THEIR house prices have crashed after once skyrocketing, but Australia’s worst performing property markets have almost nothing in common with Sydney it seems.
The Harbour City property market recently became the subject of renewed attention when numerous indicators showed growth in house prices is slowing, prompting some commentators to warn of a coming crash in property values, but a report by Hotspotting.com.au shows Sydney’s cooling market is no cause for alarm.
The Price Predictor Index pinpointed a string of property markets that went from boom to bust after years of massive price increases ended in a sudden drop in property values — a scenario some believe may happen in Sydney — but there are significant differences between these areas and the NSW capital.
Weak housing markets include Queensland towns Gladstone and Moranbah, along with Western Australia’s Port Hedland, Karratha and Newman and NSW’s Muswellbrook. All these towns are in mining areas.
If the forces that drove these area’s rents and prices down are anything to go by, Sydney’s housing boom is better positioned to end in a soft landing, rather than a hard one.
Hotspotting director Terry Ryder explained that the major price falls that occurred in these towns were driven by massive spikes in the supply of new housing — something that has not happened in Sydney.
The increased supply was matched by falling demand brought about by changes in the resources sector.
The experiences of these towns, deemed by Hotspotting.com.au as some of the worst property markets for investors in the country, contrast sharply with Sydney:

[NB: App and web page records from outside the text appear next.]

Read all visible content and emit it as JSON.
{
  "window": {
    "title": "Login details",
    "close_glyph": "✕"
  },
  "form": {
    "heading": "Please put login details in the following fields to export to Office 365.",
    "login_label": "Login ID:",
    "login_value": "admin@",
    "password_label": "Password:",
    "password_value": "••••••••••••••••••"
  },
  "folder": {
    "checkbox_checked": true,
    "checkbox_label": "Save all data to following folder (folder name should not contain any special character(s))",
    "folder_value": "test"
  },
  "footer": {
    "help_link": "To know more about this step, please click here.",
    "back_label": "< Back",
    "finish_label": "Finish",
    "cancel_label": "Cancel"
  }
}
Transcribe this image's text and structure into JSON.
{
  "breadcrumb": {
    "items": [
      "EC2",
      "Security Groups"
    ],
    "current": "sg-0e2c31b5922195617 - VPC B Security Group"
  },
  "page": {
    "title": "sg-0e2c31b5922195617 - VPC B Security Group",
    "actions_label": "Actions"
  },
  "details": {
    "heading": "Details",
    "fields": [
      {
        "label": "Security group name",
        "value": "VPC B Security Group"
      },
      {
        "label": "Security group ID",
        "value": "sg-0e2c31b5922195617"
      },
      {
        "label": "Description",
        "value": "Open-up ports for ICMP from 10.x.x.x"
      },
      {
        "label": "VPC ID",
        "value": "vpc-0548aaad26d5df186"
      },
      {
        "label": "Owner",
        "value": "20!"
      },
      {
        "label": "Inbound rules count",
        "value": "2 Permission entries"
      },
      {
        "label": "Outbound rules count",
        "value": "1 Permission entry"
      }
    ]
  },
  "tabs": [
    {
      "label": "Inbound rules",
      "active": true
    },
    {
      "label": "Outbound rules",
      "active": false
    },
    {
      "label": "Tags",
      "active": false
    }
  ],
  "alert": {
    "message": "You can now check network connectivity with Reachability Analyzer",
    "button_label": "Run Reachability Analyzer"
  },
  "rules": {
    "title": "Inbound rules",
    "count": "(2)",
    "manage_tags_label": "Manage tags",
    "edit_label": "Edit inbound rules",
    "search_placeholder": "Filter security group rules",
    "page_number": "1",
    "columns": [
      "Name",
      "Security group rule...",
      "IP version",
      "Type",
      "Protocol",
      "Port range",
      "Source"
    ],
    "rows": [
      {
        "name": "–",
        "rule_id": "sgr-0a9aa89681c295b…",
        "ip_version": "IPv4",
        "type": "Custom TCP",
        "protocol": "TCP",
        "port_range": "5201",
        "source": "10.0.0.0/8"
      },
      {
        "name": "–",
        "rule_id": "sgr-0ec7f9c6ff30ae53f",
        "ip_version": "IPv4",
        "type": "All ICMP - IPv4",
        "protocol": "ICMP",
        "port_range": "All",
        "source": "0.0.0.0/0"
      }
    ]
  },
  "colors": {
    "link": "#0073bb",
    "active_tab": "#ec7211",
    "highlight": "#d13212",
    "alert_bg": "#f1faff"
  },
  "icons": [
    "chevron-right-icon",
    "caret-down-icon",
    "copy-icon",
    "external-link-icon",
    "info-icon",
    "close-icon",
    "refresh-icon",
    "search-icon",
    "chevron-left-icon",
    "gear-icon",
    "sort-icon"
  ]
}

The construction phase for three LNG facilities created a house price boom in Gladstone, but it started winding down in 2012 as workers began seeking jobs elsewhere and developers started constructing a mass of dwellings. Many of the workers that remain in the area have been accommodated in camps, circumventing the local housing market.
Moranbah’s median house price grew by roughly 30 per cent each of the 10 years to 2012 to reach $750,000, while rents were $1800 per week, on average. Then the mining companies began operating fly-in, fly-out workforces in temporary workers’ camps and the property market went into free fall. The median house price is now $215,000, houses typically take eight months to sell and rents are $300 per week.
The Hunter Valley was another location hurt by zealous developers amid a downsizing coal industry, Hotspotting.com.au said. The region was booming until recently, attracting a swarm of developers, who built too many houses. Muswellbrook has been the worst affected. The median house price has been falling since 2012 and is now the same as it was five years ago.
House prices in the Pilbara town of Newman are lower than they were five years ago and fell 22 per cent in the past 12 months. A massive iron ore mine was recently constructed near the town, but the mining company involved became wary of paying high rental costs to accommodate its workers. Its solution was to build a 2000 room village so that employees wouldn’t need to live in local housing.
Port Hedland, WA
The end of the resources boom has also blown a hole in Port Hedland housing demand. A little over two years ago, Port Hedland had a median house price of $1.3 million. Today it is $850,000. The median weekly rent has dropped from $2500 to $1000.
Surat Basin, Qld
The Surat Basin, just west of Brisbane, is a major coal seam gas field. Towns such as Chinchilla and Roma once boomed — until oversupply killed their markets. There are about 15,000 resources workers in the area, but 94 per cent are now accommodated in workers camps, according to Hotspotting.com.au.
Karratha home values used to be over $800,000, but prices have fallen across all the region’s suburbs over the past year to reach approximately $500,000. Falling prices were also a result of developers building too many houses. Hotspotting pointed out that in the 10 years before 2011, Karratha dwelling approvals averaged 183 per year. In 2012 and 2013 there were more than 1300 total approvals.
Spring has brought about a surge in listings. Roughly 24,000 homes are on the market for sale, compared to around 19,000 earlier this year, but long-term trends show this is still an under-supply of properties for sale. Building activity was also below trend for almost a decade before 2013, creating a shortage of housing. That shortage is forecast to last until at least 2018 if the city’s current rate of building is maintained.
Core Logic RP Data figures show the average house takes roughly seven weeks to sell — the fastest among any major capital — while units take an average of 41 days to sell.